The second question is answered by Lagarón, who points out that “after managing 5 tonnes of biopolymers, we managed to scale up the industrial production of two of the products. Despite complying with the spirit of the EU Directive, the production of the active film was not scaled up due to legislative barriers”. The project would end up leaving a pending task: to combine market needs, EU regulations and the development of innovative packaging materials.
Currently, “there is no harmonised EU-wide composting structure for packaging made from biopolymers”. Despite this, two of the three products developed are ready to reach the market, “now the industrial interest in commercialising the technology is missing”.
Microplastics altering microbiota
Forty-nine per cent of marine litter is single-use plastics. Although they have a life span of 12 to 15 minutes, they can take 400 to 1,000 years to disintegrate. It is in this process that the 51 billion microplastics (particles smaller than 5 mm) in the oceans are generated. As a result, humans can ingest an average of up to 5 grams per week, which has an impact on intestinal health. One example is the microplastic PET (polyethylene terephthalate), which decreases the number of beneficial bacteria and increases the number of microbial groups associated with pathogenic activity.

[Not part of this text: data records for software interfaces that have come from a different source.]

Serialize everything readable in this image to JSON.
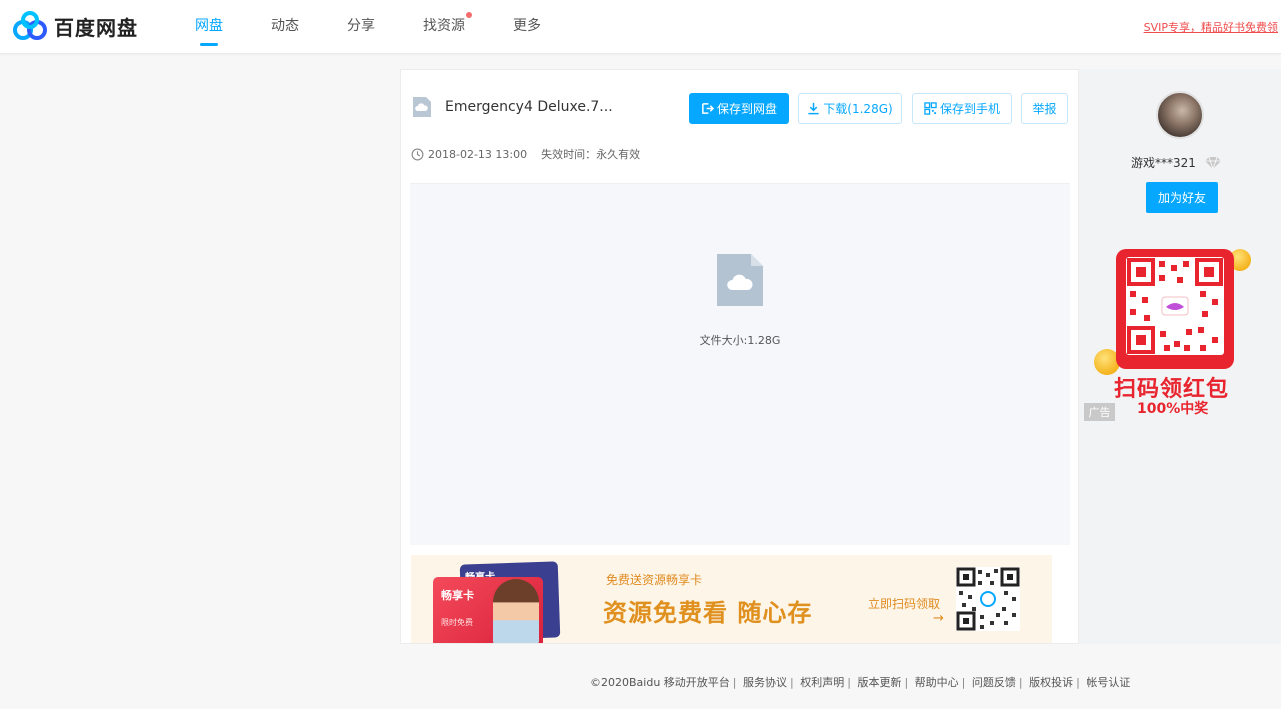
{
  "header": {
    "logo_text": "百度网盘",
    "nav": [
      {
        "label": "网盘",
        "active": true
      },
      {
        "label": "动态"
      },
      {
        "label": "分享"
      },
      {
        "label": "找资源",
        "dot": true
      },
      {
        "label": "更多"
      }
    ],
    "svip_link": "SVIP专享，精品好书免费领"
  },
  "file": {
    "name": "Emergency4 Deluxe.7...",
    "date": "2018-02-13 13:00",
    "expiry": "失效时间：永久有效",
    "size_text": "文件大小:1.28G"
  },
  "actions": {
    "save_label": "保存到网盘",
    "download_label": "下载(1.28G)",
    "phone_label": "保存到手机",
    "report_label": "举报"
  },
  "banner": {
    "card_title": "畅享卡",
    "card_back_title": "畅享卡",
    "card_sub": "限时免费",
    "small_text": "免费送资源畅享卡",
    "big_text": "资源免费看 随心存",
    "cta": "立即扫码领取",
    "arrow": "→"
  },
  "sidebar": {
    "username": "游戏***321",
    "add_friend": "加为好友",
    "ad_title": "扫码领红包",
    "ad_sub": "100%中奖",
    "ad_tag": "广告"
  },
  "footer": {
    "copyright": "©2020Baidu",
    "links": [
      "移动开放平台",
      "服务协议",
      "权利声明",
      "版本更新",
      "帮助中心",
      "问题反馈",
      "版权投诉",
      "帐号认证"
    ]
  },
  "colors": {
    "accent": "#06a7ff",
    "ad_red": "#e8242e",
    "banner_orange": "#e08a20"
  }
}
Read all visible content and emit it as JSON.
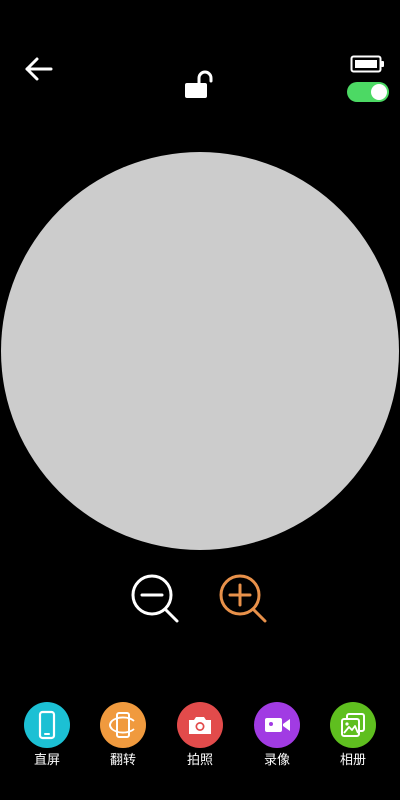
{
  "theme": {
    "background": "#000000",
    "viewport_color": "#cccccc",
    "toggle_color": "#4cd964",
    "zoom_in_color": "#e8914a",
    "zoom_out_color": "#ffffff"
  },
  "header": {
    "back_icon": "arrow-left-icon",
    "lock_icon": "unlock-icon",
    "battery_icon": "battery-icon",
    "toggle_state": "on"
  },
  "zoom": {
    "out_icon": "zoom-out-icon",
    "in_icon": "zoom-in-icon"
  },
  "actions": [
    {
      "label": "直屏",
      "icon": "phone-portrait-icon",
      "color": "#1cc0d4"
    },
    {
      "label": "翻转",
      "icon": "phone-rotate-icon",
      "color": "#f09a3e"
    },
    {
      "label": "拍照",
      "icon": "camera-icon",
      "color": "#e24b4b"
    },
    {
      "label": "录像",
      "icon": "video-camera-icon",
      "color": "#a13be3"
    },
    {
      "label": "相册",
      "icon": "gallery-icon",
      "color": "#5fbf1f"
    }
  ]
}
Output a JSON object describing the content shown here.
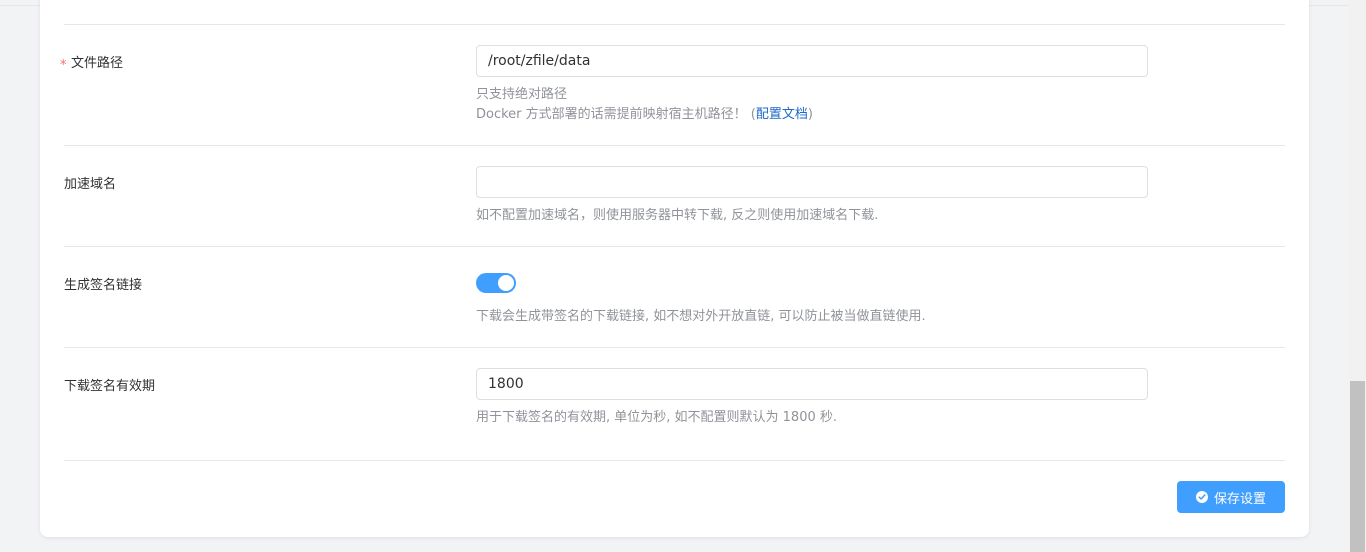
{
  "form": {
    "file_path": {
      "required_mark": "*",
      "label": "文件路径",
      "value": "/root/zfile/data",
      "help_line1": "只支持绝对路径",
      "help_line2_prefix": "Docker 方式部署的话需提前映射宿主机路径！ (",
      "help_link": "配置文档",
      "help_line2_suffix": ")"
    },
    "accel_domain": {
      "label": "加速域名",
      "value": "",
      "help": "如不配置加速域名，则使用服务器中转下载, 反之则使用加速域名下载."
    },
    "signed_link": {
      "label": "生成签名链接",
      "enabled": true,
      "help": "下载会生成带签名的下载链接, 如不想对外开放直链, 可以防止被当做直链使用."
    },
    "signature_expiry": {
      "label": "下载签名有效期",
      "value": "1800",
      "help": "用于下载签名的有效期, 单位为秒, 如不配置则默认为 1800 秒."
    }
  },
  "actions": {
    "save_label": "保存设置",
    "save_icon": "check-circle-icon"
  },
  "colors": {
    "accent": "#409eff",
    "required": "#f56c6c",
    "link": "#1d69c9",
    "tab_indicator": "#5b5fe0"
  }
}
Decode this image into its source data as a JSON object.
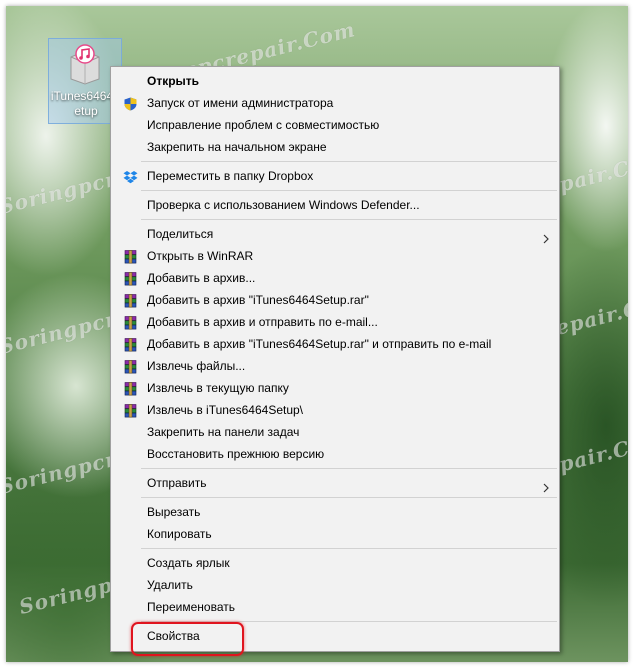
{
  "desktop": {
    "icon_label": "iTunes6464Setup",
    "watermark": "Soringpcrepair.Com"
  },
  "menu": {
    "groups": [
      [
        {
          "label": "Открыть",
          "bold": true,
          "icon": "none"
        },
        {
          "label": "Запуск от имени администратора",
          "icon": "uac-shield-icon"
        },
        {
          "label": "Исправление проблем с совместимостью",
          "icon": "none"
        },
        {
          "label": "Закрепить на начальном экране",
          "icon": "none"
        }
      ],
      [
        {
          "label": "Переместить в папку Dropbox",
          "icon": "dropbox-icon"
        }
      ],
      [
        {
          "label": "Проверка с использованием Windows Defender...",
          "icon": "none"
        }
      ],
      [
        {
          "label": "Поделиться",
          "icon": "none",
          "submenu": true
        },
        {
          "label": "Открыть в WinRAR",
          "icon": "winrar-icon"
        },
        {
          "label": "Добавить в архив...",
          "icon": "winrar-icon"
        },
        {
          "label": "Добавить в архив \"iTunes6464Setup.rar\"",
          "icon": "winrar-icon"
        },
        {
          "label": "Добавить в архив и отправить по e-mail...",
          "icon": "winrar-icon"
        },
        {
          "label": "Добавить в архив \"iTunes6464Setup.rar\" и отправить по e-mail",
          "icon": "winrar-icon"
        },
        {
          "label": "Извлечь файлы...",
          "icon": "winrar-icon"
        },
        {
          "label": "Извлечь в текущую папку",
          "icon": "winrar-icon"
        },
        {
          "label": "Извлечь в iTunes6464Setup\\",
          "icon": "winrar-icon"
        },
        {
          "label": "Закрепить на панели задач",
          "icon": "none"
        },
        {
          "label": "Восстановить прежнюю версию",
          "icon": "none"
        }
      ],
      [
        {
          "label": "Отправить",
          "icon": "none",
          "submenu": true
        }
      ],
      [
        {
          "label": "Вырезать",
          "icon": "none"
        },
        {
          "label": "Копировать",
          "icon": "none"
        }
      ],
      [
        {
          "label": "Создать ярлык",
          "icon": "none"
        },
        {
          "label": "Удалить",
          "icon": "none"
        },
        {
          "label": "Переименовать",
          "icon": "none"
        }
      ],
      [
        {
          "label": "Свойства",
          "icon": "none",
          "highlighted": true
        }
      ]
    ]
  },
  "colors": {
    "menu_bg": "#f2f2f2",
    "separator": "#d2d2d2",
    "highlight_border": "#e0141e"
  }
}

“Microplastics are not a homogeneous group, but present different sizes, additives and/or contaminants. Although this makes it difficult to know their biotransformations in the gastrointestinal tract, it is necessary to know the fate of these materials in the organism and their consequences,” says Victoria Moreno, the CIAL researcher leading the study. This work, carried out as part of the European PlasticsFatE project, has managed to simulate how we digest microplastics by means of a kind of artificial stomach. “Using the in vitro model of gastrointestinal digestion, we were able to host the human colonic microbiota during the intervention with microplastics,” adds Moreno. As a result, another finding: it is the first time we have observed that these particles can undergo biotransformation and reach the colon with a different structure to the original one.